#### How to complete this task
Once the pictures are set aside, copy the data below exactly as it stands.

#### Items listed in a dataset
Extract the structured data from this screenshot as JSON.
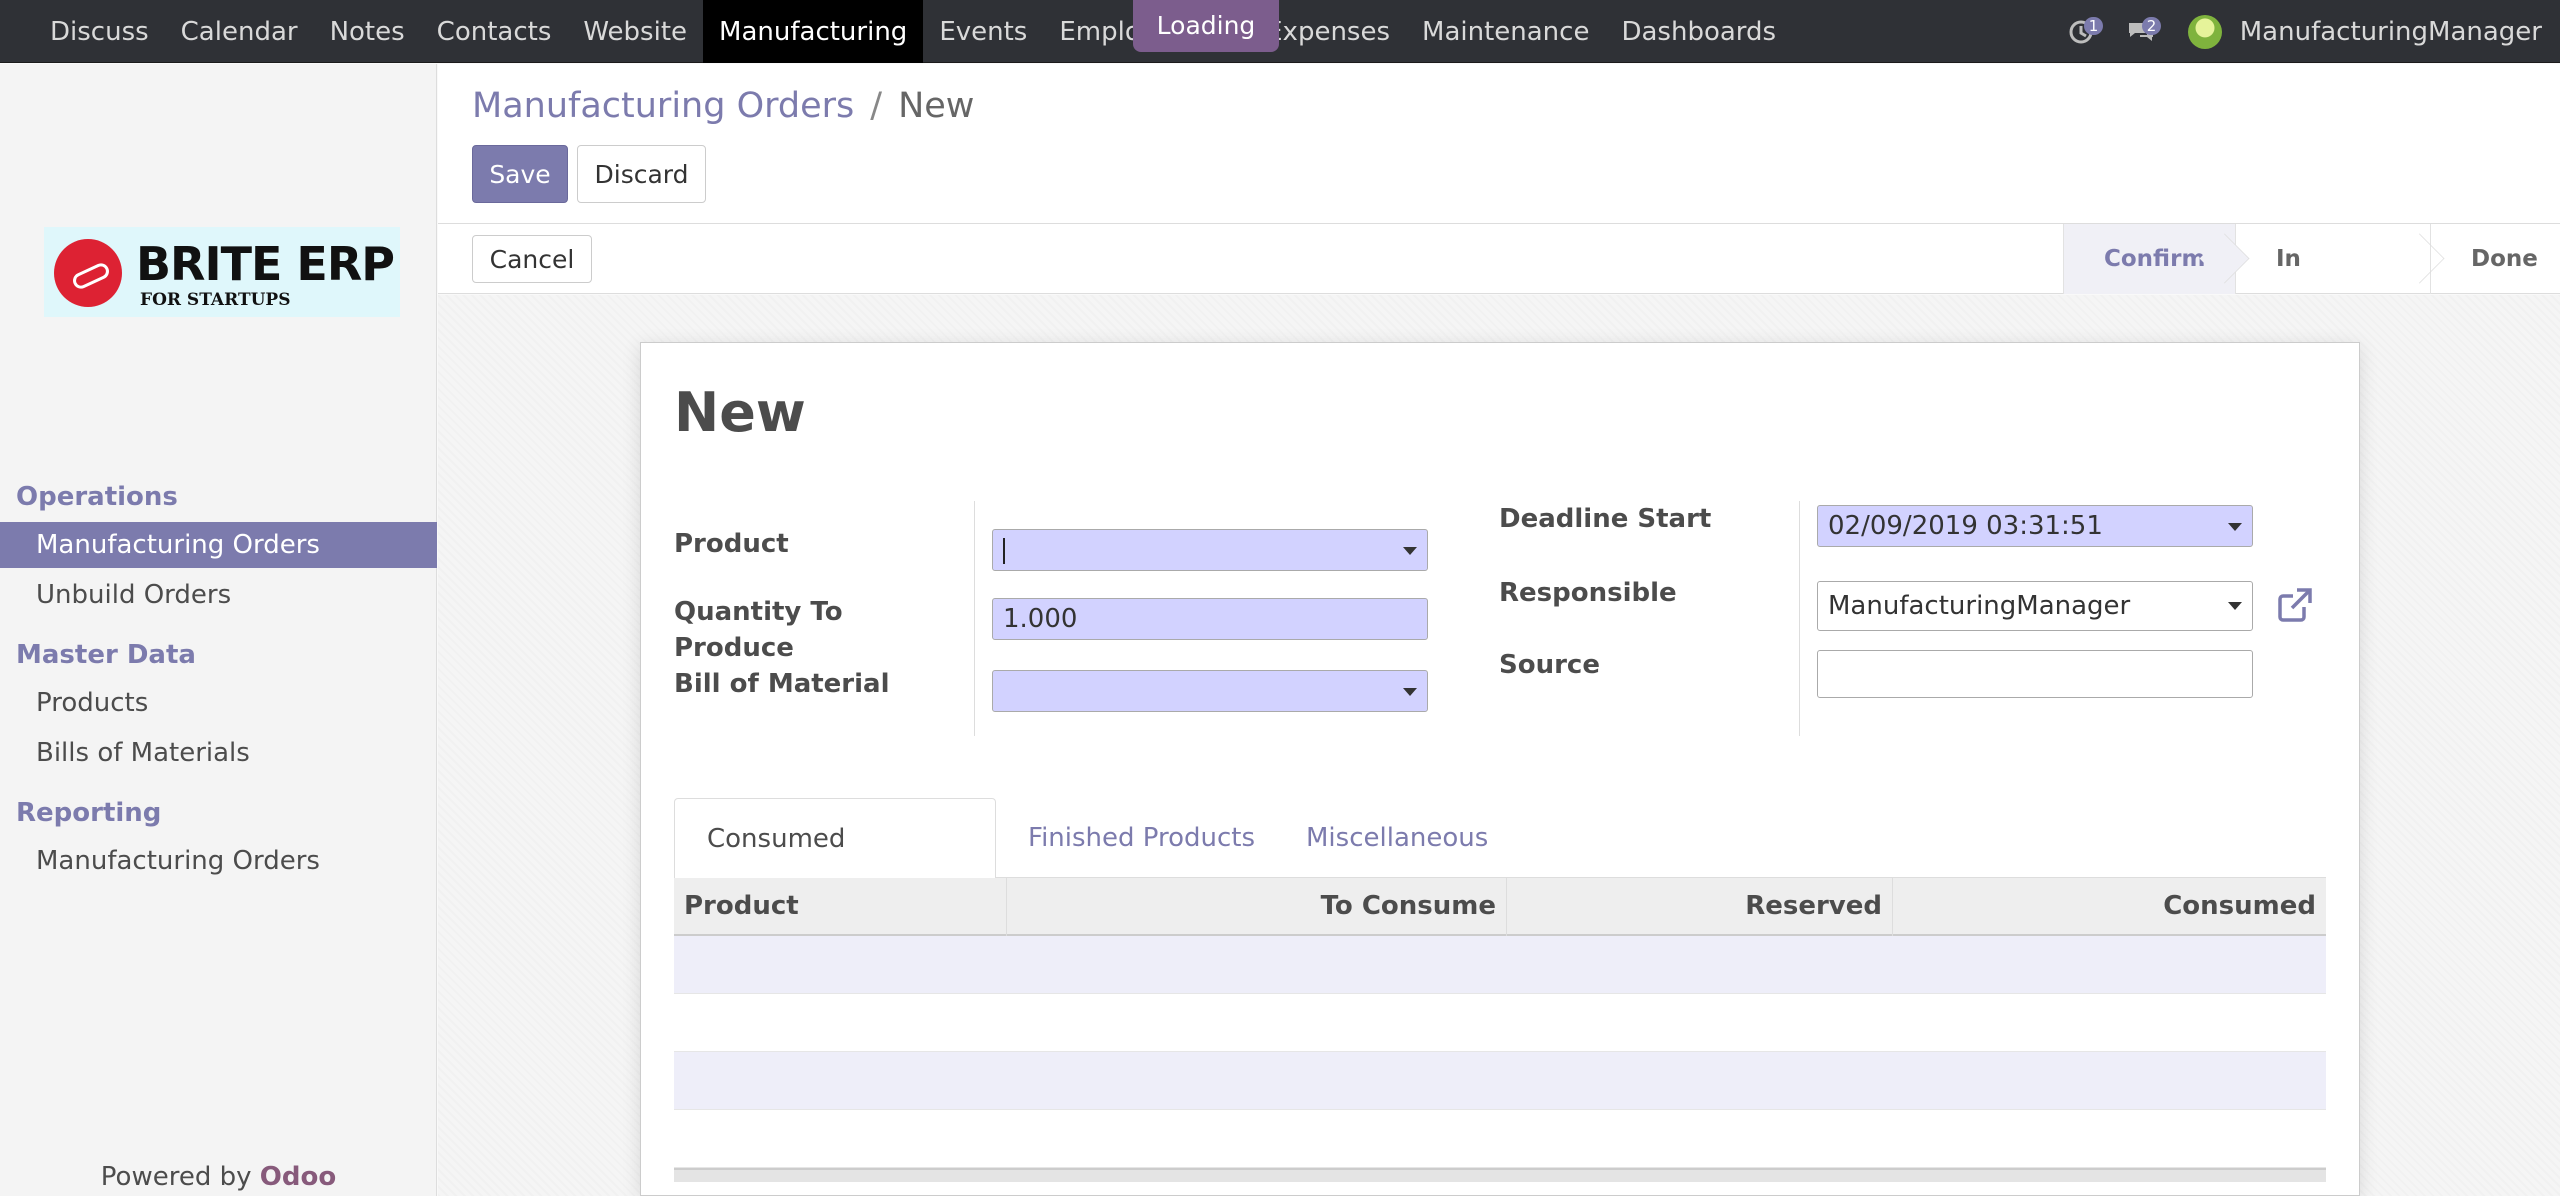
{
  "navbar": {
    "menu": [
      "Discuss",
      "Calendar",
      "Notes",
      "Contacts",
      "Website",
      "Manufacturing",
      "Events",
      "Employe",
      "Loading",
      "Expenses",
      "Maintenance",
      "Dashboards"
    ],
    "active": "Manufacturing",
    "loading_label": "Loading",
    "activity_count": "1",
    "message_count": "2",
    "user_name": "ManufacturingManager"
  },
  "sidebar": {
    "logo_title": "BRITE ERP",
    "logo_subtitle": "FOR STARTUPS",
    "sections": [
      {
        "title": "Operations",
        "items": [
          "Manufacturing Orders",
          "Unbuild Orders"
        ]
      },
      {
        "title": "Master Data",
        "items": [
          "Products",
          "Bills of Materials"
        ]
      },
      {
        "title": "Reporting",
        "items": [
          "Manufacturing Orders"
        ]
      }
    ],
    "active_item": "Manufacturing Orders",
    "powered_by": "Powered by",
    "powered_brand": "Odoo"
  },
  "breadcrumb": {
    "parent": "Manufacturing Orders",
    "separator": "/",
    "current": "New"
  },
  "buttons": {
    "save": "Save",
    "discard": "Discard",
    "cancel": "Cancel"
  },
  "stages": [
    "Confirmed",
    "In Progress",
    "Done"
  ],
  "current_stage": "Confirmed",
  "form": {
    "title": "New",
    "left_fields": {
      "product_label": "Product",
      "product_value": "",
      "quantity_label": "Quantity To Produce",
      "quantity_value": "1.000",
      "bom_label": "Bill of Material",
      "bom_value": ""
    },
    "right_fields": {
      "deadline_label": "Deadline Start",
      "deadline_value": "02/09/2019 03:31:51",
      "responsible_label": "Responsible",
      "responsible_value": "ManufacturingManager",
      "source_label": "Source",
      "source_value": ""
    }
  },
  "tabs": [
    "Consumed Materials",
    "Finished Products",
    "Miscellaneous"
  ],
  "active_tab": "Consumed Materials",
  "table": {
    "columns": [
      "Product",
      "To Consume",
      "Reserved",
      "Consumed"
    ],
    "rows": []
  },
  "colors": {
    "primary": "#7c7bad",
    "navbar": "#2f3136",
    "required_field": "#d2d2ff",
    "odoo_brand": "#875a7b"
  }
}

#### Reply to the task
Extract the structured data from this screenshot as JSON.
{
  "navbar": {
    "menu": [
      "Discuss",
      "Calendar",
      "Notes",
      "Contacts",
      "Website",
      "Manufacturing",
      "Events",
      "Employe",
      "Loading",
      "Expenses",
      "Maintenance",
      "Dashboards"
    ],
    "active": "Manufacturing",
    "loading_label": "Loading",
    "activity_count": "1",
    "message_count": "2",
    "user_name": "ManufacturingManager"
  },
  "sidebar": {
    "logo_title": "BRITE ERP",
    "logo_subtitle": "FOR STARTUPS",
    "sections": [
      {
        "title": "Operations",
        "items": [
          "Manufacturing Orders",
          "Unbuild Orders"
        ]
      },
      {
        "title": "Master Data",
        "items": [
          "Products",
          "Bills of Materials"
        ]
      },
      {
        "title": "Reporting",
        "items": [
          "Manufacturing Orders"
        ]
      }
    ],
    "active_item": "Manufacturing Orders",
    "powered_by": "Powered by",
    "powered_brand": "Odoo"
  },
  "breadcrumb": {
    "parent": "Manufacturing Orders",
    "separator": "/",
    "current": "New"
  },
  "buttons": {
    "save": "Save",
    "discard": "Discard",
    "cancel": "Cancel"
  },
  "stages": [
    "Confirmed",
    "In Progress",
    "Done"
  ],
  "current_stage": "Confirmed",
  "form": {
    "title": "New",
    "left_fields": {
      "product_label": "Product",
      "product_value": "",
      "quantity_label": "Quantity To Produce",
      "quantity_value": "1.000",
      "bom_label": "Bill of Material",
      "bom_value": ""
    },
    "right_fields": {
      "deadline_label": "Deadline Start",
      "deadline_value": "02/09/2019 03:31:51",
      "responsible_label": "Responsible",
      "responsible_value": "ManufacturingManager",
      "source_label": "Source",
      "source_value": ""
    }
  },
  "tabs": [
    "Consumed Materials",
    "Finished Products",
    "Miscellaneous"
  ],
  "active_tab": "Consumed Materials",
  "table": {
    "columns": [
      "Product",
      "To Consume",
      "Reserved",
      "Consumed"
    ],
    "rows": []
  },
  "colors": {
    "primary": "#7c7bad",
    "navbar": "#2f3136",
    "required_field": "#d2d2ff",
    "odoo_brand": "#875a7b"
  }
}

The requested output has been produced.